Thank you for your answer and sorry for not understanding

If you draw all the straight lines of the pattern, I think it will be easier for me to help you to create the curves for you, then you will see what I mean. But basically, you go to work in exactly the same way that you would by hand, just add curves as best you can, then I’ll help you to perfect the curves afterwards.

Or send me the instructions and measurements & I’ll do an example for you.

First of all, the ratio of length to breadth of a stocky dog will be different to that of a lithe dog, so one option could be to base the curve on the difference between the length line & the limb line, or something like that.

The other option is to have a different master pattern for different body shapes.

The first option is definitely preferred, & is the one which @Grace has offered to help with.

Which is going to be more numerous than with mens or womens patterns.

I’d propose theres another option… that is figure out if grading rules for dogs could be applied like I did with the Shift Dress pattern. Where a base pattern could be draped or drafted, fitted, tweaked, input into Seamly… and then graded as per measurements in SeamleME.

In anycase… I don’t think drafting a pattern for a dog would be different than people, where you need to make a curve the length of a measurement. The curve is going to be proportional to other measurements that can directly be drafted. For Ex… the neck of a mens jacket is (generally) proportional to the chest.

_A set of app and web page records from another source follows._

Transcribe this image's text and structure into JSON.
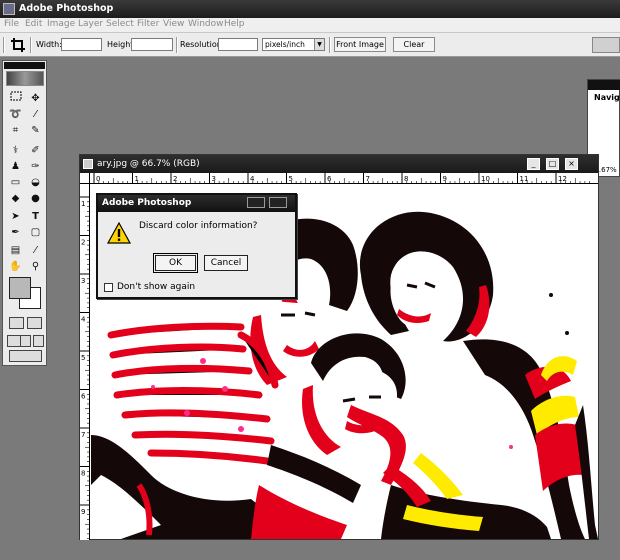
{
  "app": {
    "title": "Adobe Photoshop"
  },
  "menu": [
    "File",
    "Edit",
    "Image",
    "Layer",
    "Select",
    "Filter",
    "View",
    "Window",
    "Help"
  ],
  "options": {
    "width_label": "Width:",
    "height_label": "Height:",
    "resolution_label": "Resolution:",
    "units_value": "pixels/inch",
    "front_image_label": "Front Image",
    "clear_label": "Clear"
  },
  "navigator": {
    "tab_label": "Navig",
    "zoom": "66.67%"
  },
  "document": {
    "title": "ary.jpg @ 66.7% (RGB)",
    "ruler_top": [
      "0",
      "1",
      "2",
      "3",
      "4",
      "5",
      "6",
      "7",
      "8",
      "9",
      "10",
      "11",
      "12"
    ],
    "ruler_left": [
      "1",
      "2",
      "3",
      "4",
      "5",
      "6",
      "7",
      "8",
      "9"
    ]
  },
  "dialog": {
    "title": "Adobe Photoshop",
    "message": "Discard color information?",
    "ok_label": "OK",
    "cancel_label": "Cancel",
    "dont_show_label": "Don't show again",
    "dont_show_checked": false
  }
}
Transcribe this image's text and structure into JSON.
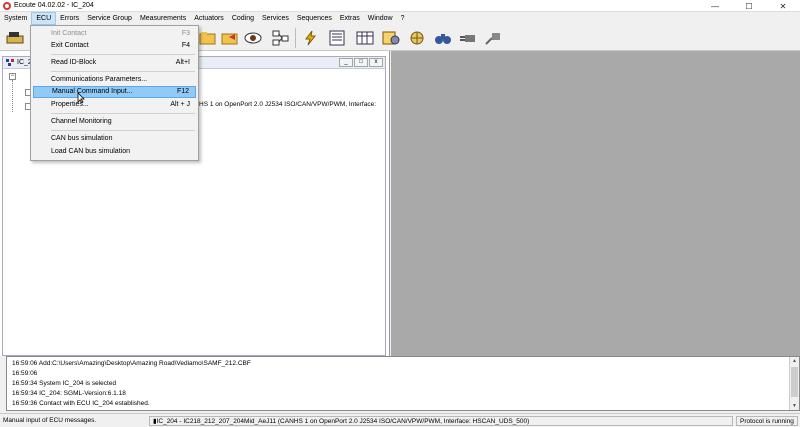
{
  "window": {
    "title": "Ecoute 04.02.02 - IC_204",
    "buttons": [
      "—",
      "☐",
      "✕"
    ]
  },
  "menubar": [
    "System",
    "ECU",
    "Errors",
    "Service Group",
    "Measurements",
    "Actuators",
    "Coding",
    "Services",
    "Sequences",
    "Extras",
    "Window",
    "?"
  ],
  "ecu_menu": {
    "items": [
      {
        "label": "Init Contact",
        "shortcut": "F3",
        "enabled": false
      },
      {
        "label": "Exit Contact",
        "shortcut": "F4",
        "enabled": true
      },
      {
        "label": "Read ID-Block",
        "shortcut": "Alt+I",
        "enabled": true
      },
      {
        "label": "Communications Parameters...",
        "shortcut": "",
        "enabled": true
      },
      {
        "label": "Manual Command Input...",
        "shortcut": "F12",
        "enabled": true,
        "highlighted": true
      },
      {
        "label": "Properties...",
        "shortcut": "Alt + J",
        "enabled": true
      },
      {
        "label": "Channel Monitoring",
        "shortcut": "",
        "enabled": true
      },
      {
        "label": "CAN bus simulation",
        "shortcut": "",
        "enabled": true
      },
      {
        "label": "Load CAN bus simulation",
        "shortcut": "",
        "enabled": true
      }
    ]
  },
  "toolbar": {
    "icons": [
      "ecu-icon",
      "open-folder-icon",
      "eye-icon",
      "network-icon",
      "flash-icon",
      "list-icon",
      "table-icon",
      "coding-icon",
      "globe-icon",
      "binoculars-icon",
      "plug-icon",
      "unplug-icon"
    ]
  },
  "child_window": {
    "title": "IC_2",
    "buttons": [
      "_",
      "□",
      "x"
    ],
    "connection_text": "HS 1 on OpenPort 2.0 J2534 ISO/CAN/VPW/PWM, Interface:"
  },
  "log": {
    "lines": [
      "16:59:06 Add:C:\\Users\\Amazing\\Desktop\\Amazing Road\\Vediamo\\SAMF_212.CBF",
      "16:59:06",
      "16:59:34 System IC_204 is selected",
      "16:59:34 IC_204: SGML-Version:6.1.18",
      "16:59:36 Contact with ECU IC_204 established."
    ]
  },
  "statusbar": {
    "message": "Manual input of ECU messages.",
    "connection": "IC_204 - IC218_212_207_204Mid_AeJ11 (CANHS 1 on OpenPort 2.0 J2534 ISO/CAN/VPW/PWM, Interface: HSCAN_UDS_500)",
    "state": "Protocol is running"
  }
}
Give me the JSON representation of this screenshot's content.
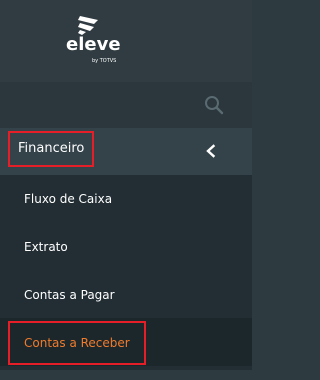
{
  "brand": {
    "logo_text": "eleve",
    "logo_subtext": "by TOTVS"
  },
  "search": {
    "icon": "search-icon"
  },
  "menu": {
    "parent_label": "Financeiro",
    "parent_icon": "chevron-left-icon",
    "items": [
      {
        "label": "Fluxo de Caixa"
      },
      {
        "label": "Extrato"
      },
      {
        "label": "Contas a Pagar"
      },
      {
        "label": "Contas a Receber"
      }
    ]
  },
  "colors": {
    "accent": "#f07b2b",
    "highlight_border": "#e61e27"
  }
}
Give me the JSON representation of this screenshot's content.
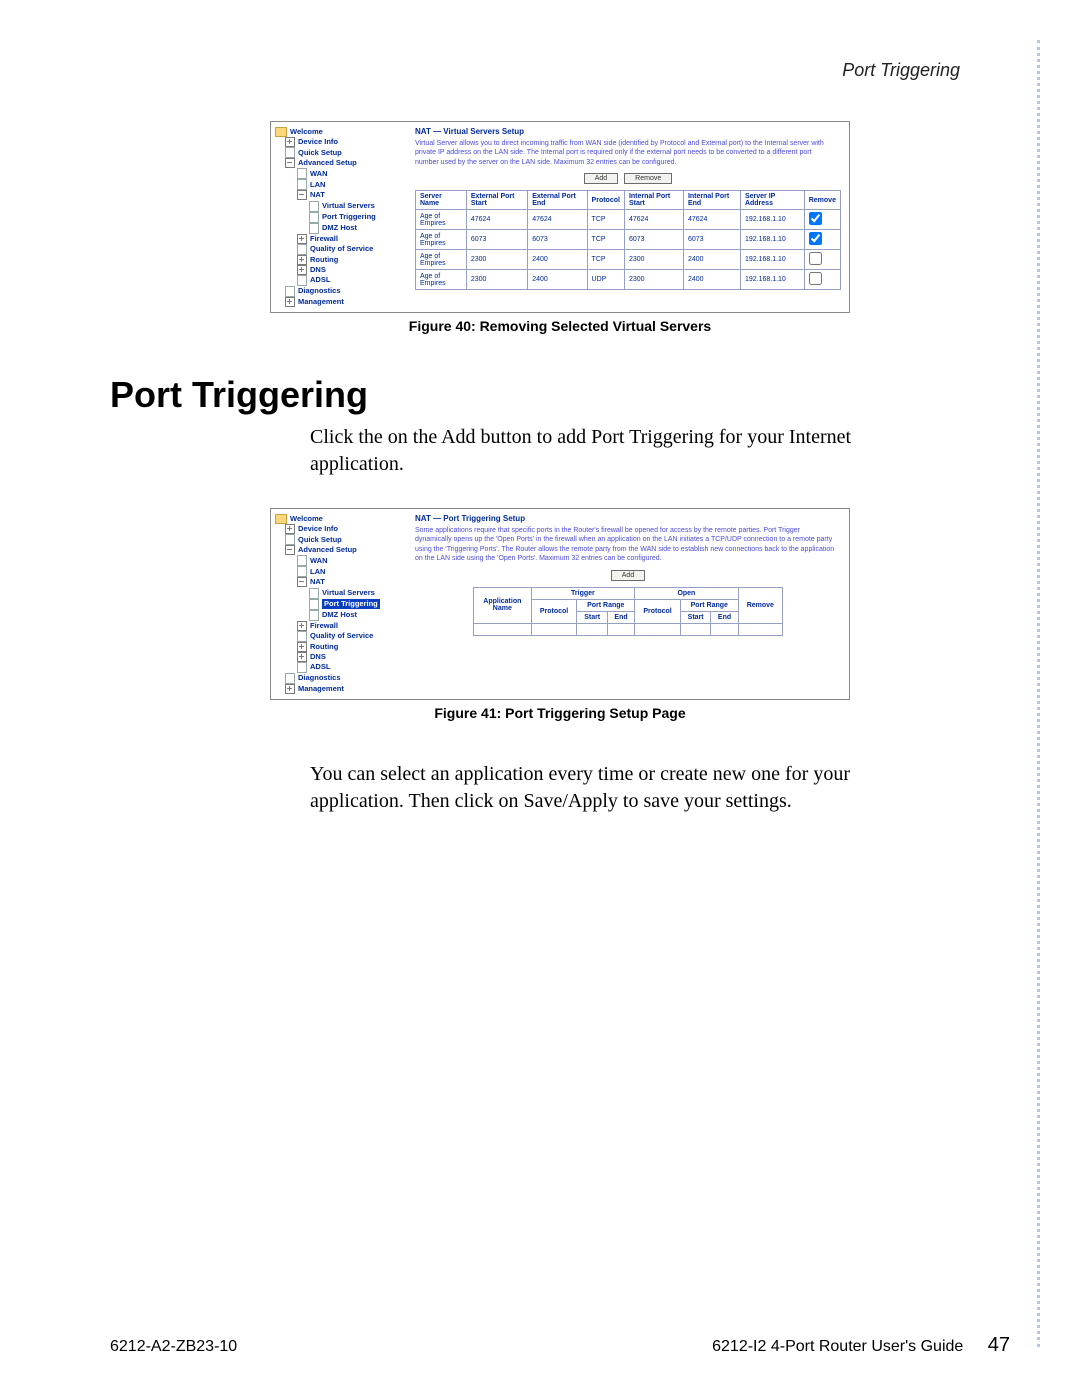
{
  "page_header": "Port Triggering",
  "fig40": {
    "caption": "Figure 40: Removing Selected Virtual Servers",
    "nav_items": [
      {
        "label": "Welcome",
        "depth": 0,
        "kind": "folder"
      },
      {
        "label": "Device Info",
        "depth": 1,
        "kind": "node"
      },
      {
        "label": "Quick Setup",
        "depth": 1,
        "kind": "page"
      },
      {
        "label": "Advanced Setup",
        "depth": 1,
        "kind": "open"
      },
      {
        "label": "WAN",
        "depth": 2,
        "kind": "page"
      },
      {
        "label": "LAN",
        "depth": 2,
        "kind": "page"
      },
      {
        "label": "NAT",
        "depth": 2,
        "kind": "open"
      },
      {
        "label": "Virtual Servers",
        "depth": 3,
        "kind": "page"
      },
      {
        "label": "Port Triggering",
        "depth": 3,
        "kind": "page"
      },
      {
        "label": "DMZ Host",
        "depth": 3,
        "kind": "page"
      },
      {
        "label": "Firewall",
        "depth": 2,
        "kind": "node"
      },
      {
        "label": "Quality of Service",
        "depth": 2,
        "kind": "page"
      },
      {
        "label": "Routing",
        "depth": 2,
        "kind": "node"
      },
      {
        "label": "DNS",
        "depth": 2,
        "kind": "node"
      },
      {
        "label": "ADSL",
        "depth": 2,
        "kind": "page"
      },
      {
        "label": "Diagnostics",
        "depth": 1,
        "kind": "page"
      },
      {
        "label": "Management",
        "depth": 1,
        "kind": "node"
      }
    ],
    "panel_title": "NAT — Virtual Servers Setup",
    "panel_desc": "Virtual Server allows you to direct incoming traffic from WAN side (identified by Protocol and External port) to the Internal server with private IP address on the LAN side. The Internal port is required only if the external port needs to be converted to a different port number used by the server on the LAN side. Maximum 32 entries can be configured.",
    "btn_add": "Add",
    "btn_remove": "Remove",
    "th": [
      "Server Name",
      "External Port Start",
      "External Port End",
      "Protocol",
      "Internal Port Start",
      "Internal Port End",
      "Server IP Address",
      "Remove"
    ],
    "rows": [
      {
        "name": "Age of Empires",
        "eps": "47624",
        "epe": "47624",
        "proto": "TCP",
        "ips": "47624",
        "ipe": "47624",
        "ip": "192.168.1.10",
        "chk": true
      },
      {
        "name": "Age of Empires",
        "eps": "6073",
        "epe": "6073",
        "proto": "TCP",
        "ips": "6073",
        "ipe": "6073",
        "ip": "192.168.1.10",
        "chk": true
      },
      {
        "name": "Age of Empires",
        "eps": "2300",
        "epe": "2400",
        "proto": "TCP",
        "ips": "2300",
        "ipe": "2400",
        "ip": "192.168.1.10",
        "chk": false
      },
      {
        "name": "Age of Empires",
        "eps": "2300",
        "epe": "2400",
        "proto": "UDP",
        "ips": "2300",
        "ipe": "2400",
        "ip": "192.168.1.10",
        "chk": false
      }
    ]
  },
  "section_title": "Port Triggering",
  "para1": "Click the on the Add button to add Port Triggering for your Internet application.",
  "fig41": {
    "caption": "Figure 41: Port Triggering Setup Page",
    "nav_items": [
      {
        "label": "Welcome",
        "depth": 0,
        "kind": "folder"
      },
      {
        "label": "Device Info",
        "depth": 1,
        "kind": "node"
      },
      {
        "label": "Quick Setup",
        "depth": 1,
        "kind": "page"
      },
      {
        "label": "Advanced Setup",
        "depth": 1,
        "kind": "open"
      },
      {
        "label": "WAN",
        "depth": 2,
        "kind": "page"
      },
      {
        "label": "LAN",
        "depth": 2,
        "kind": "page"
      },
      {
        "label": "NAT",
        "depth": 2,
        "kind": "open"
      },
      {
        "label": "Virtual Servers",
        "depth": 3,
        "kind": "page"
      },
      {
        "label": "Port Triggering",
        "depth": 3,
        "kind": "page",
        "selected": true
      },
      {
        "label": "DMZ Host",
        "depth": 3,
        "kind": "page"
      },
      {
        "label": "Firewall",
        "depth": 2,
        "kind": "node"
      },
      {
        "label": "Quality of Service",
        "depth": 2,
        "kind": "page"
      },
      {
        "label": "Routing",
        "depth": 2,
        "kind": "node"
      },
      {
        "label": "DNS",
        "depth": 2,
        "kind": "node"
      },
      {
        "label": "ADSL",
        "depth": 2,
        "kind": "page"
      },
      {
        "label": "Diagnostics",
        "depth": 1,
        "kind": "page"
      },
      {
        "label": "Management",
        "depth": 1,
        "kind": "node"
      }
    ],
    "panel_title": "NAT — Port Triggering Setup",
    "panel_desc": "Some applications require that specific ports in the Router's firewall be opened for access by the remote parties. Port Trigger dynamically opens up the 'Open Ports' in the firewall when an application on the LAN initiates a TCP/UDP connection to a remote party using the 'Triggering Ports'. The Router allows the remote party from the WAN side to establish new connections back to the application on the LAN side using the 'Open Ports'. Maximum 32 entries can be configured.",
    "btn_add": "Add",
    "th_app": "Application",
    "th_trigger": "Trigger",
    "th_open": "Open",
    "th_remove": "Remove",
    "th_name": "Name",
    "th_proto": "Protocol",
    "th_range": "Port Range",
    "th_start": "Start",
    "th_end": "End"
  },
  "para2": "You can select an application every time or create new one for your application. Then click on Save/Apply to save your settings.",
  "footer_left": "6212-A2-ZB23-10",
  "footer_right": "6212-I2 4-Port Router User's Guide",
  "footer_page": "47"
}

Hmmm… maybe off topic, but maybe not. Don’t know if you’re familiar with the Wild Ginger software, but it has the feature that checks if measurements add up or are valid. Wonder if we could add some sort of measurement checks to Seamly2D? Using the neck example… somehow add a check to see if the drafted neck is >= the actual neck measurement in SeamlyMe.

I was thinking that one could have an extension line that will lengthen & shorten according to the difference between the neck measurement & the chord measurement with this formula: (#Neck_Circ)-Spl_A5_A4. Then this will determine the slope of the chest seam (which will also need to be a measured depth).

And yes, I would approach it in exactly the same manor as making clothes for people.

Personally, I think this isn’t feasible. that would mean that even the warning will need instructions as to what it needs to compare to, so I think the line with the length of the neck circ & the length of the curve is a good enough comparison and not too hard or messy to do.